FXCM on the Offensive, MiFID II Looms and CME FX Futures Improving
FXCM has recently issued their execution quality paper again. First published in February of this year with data from October 2014 to August 2015 comparing their pricing compared to FX futures and the interbank market, the new research updates the report through March 2016.
With the report, FXCM is trying to show the market and regulators that pricing for FX available to their customers is better than exchange listed futures as well as what institutional players have. One can argue that the figures are a bit misleading as FXCM’s pricing is specific to regions where they cut their spreads as part of wide ranging change they made in 2014. In addition, institutional and futures volumes offer larger top of book market depth, thus not an apple to apples comparison with FXCM.
Nonetheless, the figures do show what many in the retail market have known for a while, that retail traders have access to very tight pricing. (There is the issue of excessive slippage and scamming that exists, but that is more of a subjective argument against retail FX)
MiFID II and Best Execution
What’s interesting about what FXCM is doing is that it’s most likely the first of many similar reports from brokers. We are currently seeing regulators become more proactive with enforcing client abuse rules from MiFID I (especially yesterday).

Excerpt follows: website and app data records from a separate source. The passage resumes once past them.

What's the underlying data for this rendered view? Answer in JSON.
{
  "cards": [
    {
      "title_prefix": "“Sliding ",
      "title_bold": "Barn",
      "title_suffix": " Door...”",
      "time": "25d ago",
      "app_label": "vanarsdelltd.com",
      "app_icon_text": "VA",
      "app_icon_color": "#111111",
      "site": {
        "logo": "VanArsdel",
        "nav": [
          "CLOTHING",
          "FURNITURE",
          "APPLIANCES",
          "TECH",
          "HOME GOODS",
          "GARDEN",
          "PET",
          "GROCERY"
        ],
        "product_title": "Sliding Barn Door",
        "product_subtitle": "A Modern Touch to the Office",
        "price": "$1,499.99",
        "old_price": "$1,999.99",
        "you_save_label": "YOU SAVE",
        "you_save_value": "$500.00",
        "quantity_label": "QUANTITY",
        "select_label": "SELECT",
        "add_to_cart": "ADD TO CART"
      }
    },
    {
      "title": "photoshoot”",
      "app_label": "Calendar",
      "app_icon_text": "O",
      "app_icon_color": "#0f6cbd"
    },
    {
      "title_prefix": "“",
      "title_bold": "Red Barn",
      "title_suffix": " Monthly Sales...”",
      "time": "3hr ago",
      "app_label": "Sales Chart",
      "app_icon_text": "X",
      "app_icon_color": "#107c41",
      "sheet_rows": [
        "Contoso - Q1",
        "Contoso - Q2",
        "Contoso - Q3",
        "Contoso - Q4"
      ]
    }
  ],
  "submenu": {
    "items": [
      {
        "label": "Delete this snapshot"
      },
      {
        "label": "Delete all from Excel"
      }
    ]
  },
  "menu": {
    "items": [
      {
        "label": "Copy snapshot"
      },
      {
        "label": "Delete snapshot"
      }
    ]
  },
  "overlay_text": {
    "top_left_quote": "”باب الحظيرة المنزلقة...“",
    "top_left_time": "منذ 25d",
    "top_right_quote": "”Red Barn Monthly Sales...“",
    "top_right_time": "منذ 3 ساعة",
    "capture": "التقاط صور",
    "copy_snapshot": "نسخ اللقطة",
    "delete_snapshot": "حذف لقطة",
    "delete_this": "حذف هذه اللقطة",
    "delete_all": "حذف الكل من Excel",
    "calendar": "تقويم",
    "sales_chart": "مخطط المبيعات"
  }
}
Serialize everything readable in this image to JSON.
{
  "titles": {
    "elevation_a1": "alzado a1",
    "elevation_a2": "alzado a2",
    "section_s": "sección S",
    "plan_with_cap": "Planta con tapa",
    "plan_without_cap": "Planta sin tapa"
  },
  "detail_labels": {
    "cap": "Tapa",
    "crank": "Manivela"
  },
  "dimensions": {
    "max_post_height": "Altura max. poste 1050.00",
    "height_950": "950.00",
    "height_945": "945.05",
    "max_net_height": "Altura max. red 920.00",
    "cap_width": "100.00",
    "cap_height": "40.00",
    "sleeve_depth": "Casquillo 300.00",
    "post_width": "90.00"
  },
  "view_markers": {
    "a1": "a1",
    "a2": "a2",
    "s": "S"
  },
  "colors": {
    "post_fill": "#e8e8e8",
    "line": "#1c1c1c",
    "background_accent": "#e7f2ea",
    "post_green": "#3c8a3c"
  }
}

With MiFID II arriving in 2018, it will move ahead the subjective debate of what is client abuse and best interests of customers that is governed by MiFID I, and create requirements for objective surveillance of broker execution quality.
Along with new reporting requirements, brokers will also need to be transparent about their pricing and execution process and how it compares to benchmarks. There is currently debate as to who will be creating and maintaining those benchmarks. ESMA even indicated that the delay of implementation of MiFID II from January 2017 to 2018 is partially to blame on them needing more time to put market data surveillance infrastructure in place.
The bottom line is that the process initiated by FXCM will undoubtedly be similar to execution transparency actions put in place by other broker regulated in the UK and EU. The formats for the research may become even more descriptive, with customers able to look up whether specific trades were executed around benchmarks pricing.
As we get closer to MiFID II adoption, how financial firms will deal with execution transparency is expected to get more attention. Specifically, handling the costs involves with maintaining market data and distributing reports will become a major headache for smaller and larger firms alike.
FX Futures Look Good
On the topic of FX pricing, futures execution quality appears to be improving in 2016. While three months isn’t necessarily enough data to make concreate assumptions, the figures from FXCM show an interesting trend.
After FXCM pricing was 72.68% or better than FX futures available on the CME during 2015, that figure dropped to about 68% for the first three months in 2016 (see chart above). During the same time, FXCM pricing was more or less the same when compared to interbank rates, which displays the change wasn’t due to worse rates distributed by FXCM.
It’s too early to provide explanations of what may behind the improvement in futures. But, it’s worth keeping an eye on, especially as prime brokers are cutting clients and access to FX ECNS, and hedge funds and asset managers look for replacements.